Bleeding in the first trimester of pregnancy is a common presentation to the Emergency Department (ED) with half going on to miscarry. Currently there is no local consensus on key quality markers of care for such cases. Point of Care Ultrasound (PoCUS) is increasingly utilized in the ED to detect life threating pathology such as an ectopic pregnancy or fetal viability. PoCUS leads to improved patient satisfaction, quicker diagnosis and treatment. The purpose for this study was to examine the

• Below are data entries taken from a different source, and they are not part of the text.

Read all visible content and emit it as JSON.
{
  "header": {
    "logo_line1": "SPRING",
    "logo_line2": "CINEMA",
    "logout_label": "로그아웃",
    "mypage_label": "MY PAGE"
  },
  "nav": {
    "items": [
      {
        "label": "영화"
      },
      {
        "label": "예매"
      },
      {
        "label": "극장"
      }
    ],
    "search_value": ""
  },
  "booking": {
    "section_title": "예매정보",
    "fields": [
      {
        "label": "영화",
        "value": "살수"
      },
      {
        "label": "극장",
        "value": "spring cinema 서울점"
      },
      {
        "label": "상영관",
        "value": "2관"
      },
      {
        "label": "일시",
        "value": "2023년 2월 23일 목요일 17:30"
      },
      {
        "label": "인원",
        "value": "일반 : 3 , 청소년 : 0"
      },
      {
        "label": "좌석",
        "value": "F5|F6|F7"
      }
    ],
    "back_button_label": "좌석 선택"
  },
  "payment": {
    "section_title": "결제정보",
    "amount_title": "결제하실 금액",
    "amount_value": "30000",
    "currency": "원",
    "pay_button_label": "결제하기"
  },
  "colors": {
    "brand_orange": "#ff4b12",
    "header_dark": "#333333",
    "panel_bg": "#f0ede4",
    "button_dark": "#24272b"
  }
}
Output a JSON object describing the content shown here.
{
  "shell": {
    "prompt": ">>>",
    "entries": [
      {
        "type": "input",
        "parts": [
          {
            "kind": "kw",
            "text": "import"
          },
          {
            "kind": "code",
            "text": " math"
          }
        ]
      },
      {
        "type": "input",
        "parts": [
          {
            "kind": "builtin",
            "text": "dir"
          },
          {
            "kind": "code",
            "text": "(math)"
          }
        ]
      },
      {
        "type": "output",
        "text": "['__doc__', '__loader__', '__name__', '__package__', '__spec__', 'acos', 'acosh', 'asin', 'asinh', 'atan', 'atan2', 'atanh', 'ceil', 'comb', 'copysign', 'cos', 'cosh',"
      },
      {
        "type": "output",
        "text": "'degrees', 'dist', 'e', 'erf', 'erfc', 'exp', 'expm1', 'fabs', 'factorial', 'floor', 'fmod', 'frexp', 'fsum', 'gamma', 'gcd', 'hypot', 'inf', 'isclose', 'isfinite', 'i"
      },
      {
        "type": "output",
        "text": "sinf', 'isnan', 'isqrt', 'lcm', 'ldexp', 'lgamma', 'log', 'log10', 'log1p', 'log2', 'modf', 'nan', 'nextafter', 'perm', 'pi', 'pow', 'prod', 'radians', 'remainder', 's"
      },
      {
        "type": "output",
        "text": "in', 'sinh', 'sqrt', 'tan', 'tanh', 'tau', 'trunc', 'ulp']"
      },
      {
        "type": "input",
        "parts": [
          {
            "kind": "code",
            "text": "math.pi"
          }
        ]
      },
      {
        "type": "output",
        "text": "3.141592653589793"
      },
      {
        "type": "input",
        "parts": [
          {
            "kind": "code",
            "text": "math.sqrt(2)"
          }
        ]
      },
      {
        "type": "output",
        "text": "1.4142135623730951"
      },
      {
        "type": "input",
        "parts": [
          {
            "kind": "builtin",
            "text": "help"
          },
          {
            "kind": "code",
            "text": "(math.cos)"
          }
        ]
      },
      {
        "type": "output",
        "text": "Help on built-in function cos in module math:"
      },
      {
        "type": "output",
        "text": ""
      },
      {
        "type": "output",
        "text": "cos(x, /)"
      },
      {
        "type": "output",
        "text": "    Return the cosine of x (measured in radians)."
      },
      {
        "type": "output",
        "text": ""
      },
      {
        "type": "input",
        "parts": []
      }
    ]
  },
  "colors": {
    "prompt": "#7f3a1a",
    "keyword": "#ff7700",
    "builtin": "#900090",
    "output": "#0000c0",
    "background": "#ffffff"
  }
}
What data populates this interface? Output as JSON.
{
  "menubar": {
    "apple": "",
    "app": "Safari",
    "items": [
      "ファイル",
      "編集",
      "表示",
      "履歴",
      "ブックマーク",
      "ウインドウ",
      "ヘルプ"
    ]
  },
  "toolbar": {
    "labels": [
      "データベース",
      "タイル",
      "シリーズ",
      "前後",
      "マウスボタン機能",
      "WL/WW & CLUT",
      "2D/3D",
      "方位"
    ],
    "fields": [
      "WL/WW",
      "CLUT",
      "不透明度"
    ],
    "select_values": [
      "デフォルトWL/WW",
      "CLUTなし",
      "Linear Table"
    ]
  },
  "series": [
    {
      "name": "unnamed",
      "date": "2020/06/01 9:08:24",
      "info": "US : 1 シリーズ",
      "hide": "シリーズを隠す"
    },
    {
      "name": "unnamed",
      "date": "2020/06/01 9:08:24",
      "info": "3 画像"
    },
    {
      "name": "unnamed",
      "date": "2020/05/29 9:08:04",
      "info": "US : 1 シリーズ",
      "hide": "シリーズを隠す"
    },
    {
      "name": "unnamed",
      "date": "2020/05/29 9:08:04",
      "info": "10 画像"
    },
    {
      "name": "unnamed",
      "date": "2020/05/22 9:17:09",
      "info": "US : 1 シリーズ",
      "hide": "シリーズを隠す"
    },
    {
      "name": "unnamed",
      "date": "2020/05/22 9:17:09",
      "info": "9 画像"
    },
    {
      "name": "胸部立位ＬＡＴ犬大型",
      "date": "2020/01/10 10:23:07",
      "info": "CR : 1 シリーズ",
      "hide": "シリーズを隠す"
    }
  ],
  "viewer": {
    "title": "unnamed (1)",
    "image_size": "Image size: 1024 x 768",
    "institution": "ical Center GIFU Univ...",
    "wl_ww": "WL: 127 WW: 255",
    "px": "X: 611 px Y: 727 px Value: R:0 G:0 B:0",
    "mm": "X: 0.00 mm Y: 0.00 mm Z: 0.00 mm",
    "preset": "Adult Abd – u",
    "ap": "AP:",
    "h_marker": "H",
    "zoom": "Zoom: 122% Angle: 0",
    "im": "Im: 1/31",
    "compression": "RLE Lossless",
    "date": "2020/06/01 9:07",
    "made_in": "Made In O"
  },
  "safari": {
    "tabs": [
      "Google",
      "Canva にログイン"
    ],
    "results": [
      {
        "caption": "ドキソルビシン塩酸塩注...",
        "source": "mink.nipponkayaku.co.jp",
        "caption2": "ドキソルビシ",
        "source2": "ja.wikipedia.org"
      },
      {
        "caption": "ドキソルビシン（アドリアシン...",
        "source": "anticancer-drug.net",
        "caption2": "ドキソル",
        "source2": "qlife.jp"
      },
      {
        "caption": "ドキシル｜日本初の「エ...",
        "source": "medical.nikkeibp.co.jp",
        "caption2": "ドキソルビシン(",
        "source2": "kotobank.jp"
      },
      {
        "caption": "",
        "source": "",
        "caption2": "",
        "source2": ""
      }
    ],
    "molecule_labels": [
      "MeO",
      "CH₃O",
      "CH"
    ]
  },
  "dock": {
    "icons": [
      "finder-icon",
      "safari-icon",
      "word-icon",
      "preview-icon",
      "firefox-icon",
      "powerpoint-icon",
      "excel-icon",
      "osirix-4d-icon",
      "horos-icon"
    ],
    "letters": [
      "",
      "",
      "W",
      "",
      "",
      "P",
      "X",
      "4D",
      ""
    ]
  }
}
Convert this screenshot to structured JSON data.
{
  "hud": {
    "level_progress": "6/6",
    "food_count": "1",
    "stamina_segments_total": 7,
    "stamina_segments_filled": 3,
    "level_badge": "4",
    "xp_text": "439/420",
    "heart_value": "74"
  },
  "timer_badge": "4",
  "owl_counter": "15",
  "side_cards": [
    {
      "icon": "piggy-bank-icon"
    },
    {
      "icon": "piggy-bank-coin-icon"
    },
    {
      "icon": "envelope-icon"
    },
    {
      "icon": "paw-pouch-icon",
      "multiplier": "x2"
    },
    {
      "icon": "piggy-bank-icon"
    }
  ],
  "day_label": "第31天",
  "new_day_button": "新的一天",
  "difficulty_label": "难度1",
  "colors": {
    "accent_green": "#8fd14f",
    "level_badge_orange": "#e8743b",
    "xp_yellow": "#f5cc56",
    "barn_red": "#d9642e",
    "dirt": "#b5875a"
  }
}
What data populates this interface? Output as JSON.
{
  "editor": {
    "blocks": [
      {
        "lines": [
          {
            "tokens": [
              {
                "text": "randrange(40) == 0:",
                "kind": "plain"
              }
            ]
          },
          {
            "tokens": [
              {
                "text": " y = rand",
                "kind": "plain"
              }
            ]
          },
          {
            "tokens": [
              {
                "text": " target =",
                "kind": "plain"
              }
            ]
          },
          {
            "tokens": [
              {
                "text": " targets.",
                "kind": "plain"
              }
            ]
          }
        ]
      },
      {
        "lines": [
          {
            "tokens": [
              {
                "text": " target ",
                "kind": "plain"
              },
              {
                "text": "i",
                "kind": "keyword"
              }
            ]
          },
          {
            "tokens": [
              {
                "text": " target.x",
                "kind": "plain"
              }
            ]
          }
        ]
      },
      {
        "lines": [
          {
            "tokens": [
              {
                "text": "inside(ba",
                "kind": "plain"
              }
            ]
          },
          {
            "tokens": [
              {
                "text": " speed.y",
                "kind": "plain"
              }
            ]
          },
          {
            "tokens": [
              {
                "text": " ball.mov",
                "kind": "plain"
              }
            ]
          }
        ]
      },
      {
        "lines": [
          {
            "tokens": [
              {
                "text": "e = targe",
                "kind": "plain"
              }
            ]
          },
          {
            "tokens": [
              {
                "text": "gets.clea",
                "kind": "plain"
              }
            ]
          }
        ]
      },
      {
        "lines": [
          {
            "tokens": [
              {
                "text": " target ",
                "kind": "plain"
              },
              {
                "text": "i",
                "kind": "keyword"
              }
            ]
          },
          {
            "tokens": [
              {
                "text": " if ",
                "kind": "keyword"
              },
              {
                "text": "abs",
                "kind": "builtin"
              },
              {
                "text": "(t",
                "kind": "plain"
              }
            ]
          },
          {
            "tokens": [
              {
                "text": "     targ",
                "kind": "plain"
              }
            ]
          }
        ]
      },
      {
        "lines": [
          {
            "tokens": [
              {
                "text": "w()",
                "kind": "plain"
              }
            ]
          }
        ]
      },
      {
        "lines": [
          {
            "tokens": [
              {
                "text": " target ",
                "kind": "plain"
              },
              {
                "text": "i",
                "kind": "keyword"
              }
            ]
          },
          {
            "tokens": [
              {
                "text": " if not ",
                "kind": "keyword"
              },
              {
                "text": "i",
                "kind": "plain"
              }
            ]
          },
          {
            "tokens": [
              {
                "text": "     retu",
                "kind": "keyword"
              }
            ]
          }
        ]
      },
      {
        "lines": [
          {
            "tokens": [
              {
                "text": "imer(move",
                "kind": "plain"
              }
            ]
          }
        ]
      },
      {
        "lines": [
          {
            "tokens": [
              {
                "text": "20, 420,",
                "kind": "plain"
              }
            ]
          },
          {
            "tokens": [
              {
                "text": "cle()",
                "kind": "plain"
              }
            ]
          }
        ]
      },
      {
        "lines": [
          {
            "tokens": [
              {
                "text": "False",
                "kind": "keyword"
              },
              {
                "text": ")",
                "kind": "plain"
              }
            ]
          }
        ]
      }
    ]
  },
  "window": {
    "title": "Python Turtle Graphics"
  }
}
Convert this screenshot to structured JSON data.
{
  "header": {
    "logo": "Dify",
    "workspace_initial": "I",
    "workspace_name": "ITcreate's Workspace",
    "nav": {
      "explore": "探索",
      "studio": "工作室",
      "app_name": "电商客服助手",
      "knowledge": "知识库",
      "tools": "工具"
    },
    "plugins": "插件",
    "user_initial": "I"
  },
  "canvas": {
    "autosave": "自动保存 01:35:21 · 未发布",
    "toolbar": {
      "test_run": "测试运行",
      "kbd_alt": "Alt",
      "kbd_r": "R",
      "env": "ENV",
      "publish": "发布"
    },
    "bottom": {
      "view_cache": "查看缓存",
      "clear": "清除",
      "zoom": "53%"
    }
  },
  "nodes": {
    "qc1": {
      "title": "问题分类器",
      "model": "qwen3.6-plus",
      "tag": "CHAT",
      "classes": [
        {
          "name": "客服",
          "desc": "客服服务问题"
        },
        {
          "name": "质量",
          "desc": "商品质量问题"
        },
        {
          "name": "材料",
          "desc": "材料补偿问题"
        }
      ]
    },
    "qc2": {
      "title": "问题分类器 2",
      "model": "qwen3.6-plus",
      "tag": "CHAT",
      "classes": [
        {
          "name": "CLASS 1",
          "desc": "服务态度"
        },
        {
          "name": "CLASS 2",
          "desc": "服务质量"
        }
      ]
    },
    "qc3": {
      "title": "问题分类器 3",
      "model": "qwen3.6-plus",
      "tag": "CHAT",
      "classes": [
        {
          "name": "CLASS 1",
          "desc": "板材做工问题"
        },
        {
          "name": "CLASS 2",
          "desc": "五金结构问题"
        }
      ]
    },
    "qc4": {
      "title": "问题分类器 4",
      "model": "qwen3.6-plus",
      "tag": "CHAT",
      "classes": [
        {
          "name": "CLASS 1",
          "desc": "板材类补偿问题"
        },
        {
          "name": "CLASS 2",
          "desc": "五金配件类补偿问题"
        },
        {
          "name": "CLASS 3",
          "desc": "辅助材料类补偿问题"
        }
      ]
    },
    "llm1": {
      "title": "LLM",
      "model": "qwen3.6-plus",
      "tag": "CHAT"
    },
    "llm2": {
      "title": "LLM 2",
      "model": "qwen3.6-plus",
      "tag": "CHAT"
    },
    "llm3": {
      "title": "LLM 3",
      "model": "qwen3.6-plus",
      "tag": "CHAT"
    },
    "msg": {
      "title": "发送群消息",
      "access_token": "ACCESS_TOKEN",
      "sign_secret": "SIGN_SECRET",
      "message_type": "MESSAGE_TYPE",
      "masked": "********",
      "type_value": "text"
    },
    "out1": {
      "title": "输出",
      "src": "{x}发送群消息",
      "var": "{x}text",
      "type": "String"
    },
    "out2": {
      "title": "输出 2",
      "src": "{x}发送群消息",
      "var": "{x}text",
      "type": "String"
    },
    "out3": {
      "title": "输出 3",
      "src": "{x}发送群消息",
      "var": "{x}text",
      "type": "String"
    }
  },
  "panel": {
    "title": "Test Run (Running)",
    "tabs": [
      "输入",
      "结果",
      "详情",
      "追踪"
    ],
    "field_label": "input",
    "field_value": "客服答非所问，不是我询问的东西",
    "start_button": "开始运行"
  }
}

... s to examine the rates of formal ultrasound and PoCUS when compared to reported and recommended rates, and also to understand the use of other diagnostic tests. Methods: A retrospective cohort study of pregnant females presenting to the ED with first trimester bleeding over one year (June 2016 – June2017) was completed. A sample size of 108 patients was required to detect a moderate departure from baseline reported rates (67.8 – 77.6%). The primary outcome was the PoCUS rate in the ED. The main secondary outcome was the formal ultrasound rate. The literature recommends PoCUS in all early pregnancy bleeding in the ED, with a target of 100% of patients receiving PoCUS. Additional data recorded included the live birth rate, pelvic and speculum examination rate and lab tests. There is no clearly defined ideal practice for the additional data so these rates will be recorded without comparison. Results: Records of 168 patients were screened for inclusion. 65 cases were excluded because they were not pregnant or had confirmed miscarriage or other, leaving a total of 103 patients included in the analysis. The PoCUS rate was 51.5% (95% CI 42%-61%), lower than previously reported PoCUS rates of 73% (67.8 – 77.6%). The formal ultrasound rate was 67% (57%-75%). Both approaches were significantly lower than the recommended rate of 100% (95.7 – 100%). Rates for other key markers of care will also be presented. Conclusion: Fewer PoCUS exams were performed at our centre compared with reported and recommended rates for ultrasound. Further results will explore our current practice in the management of first trimester pregnancy complications. We plan to use this information to suggest improvements in the management of this patient population.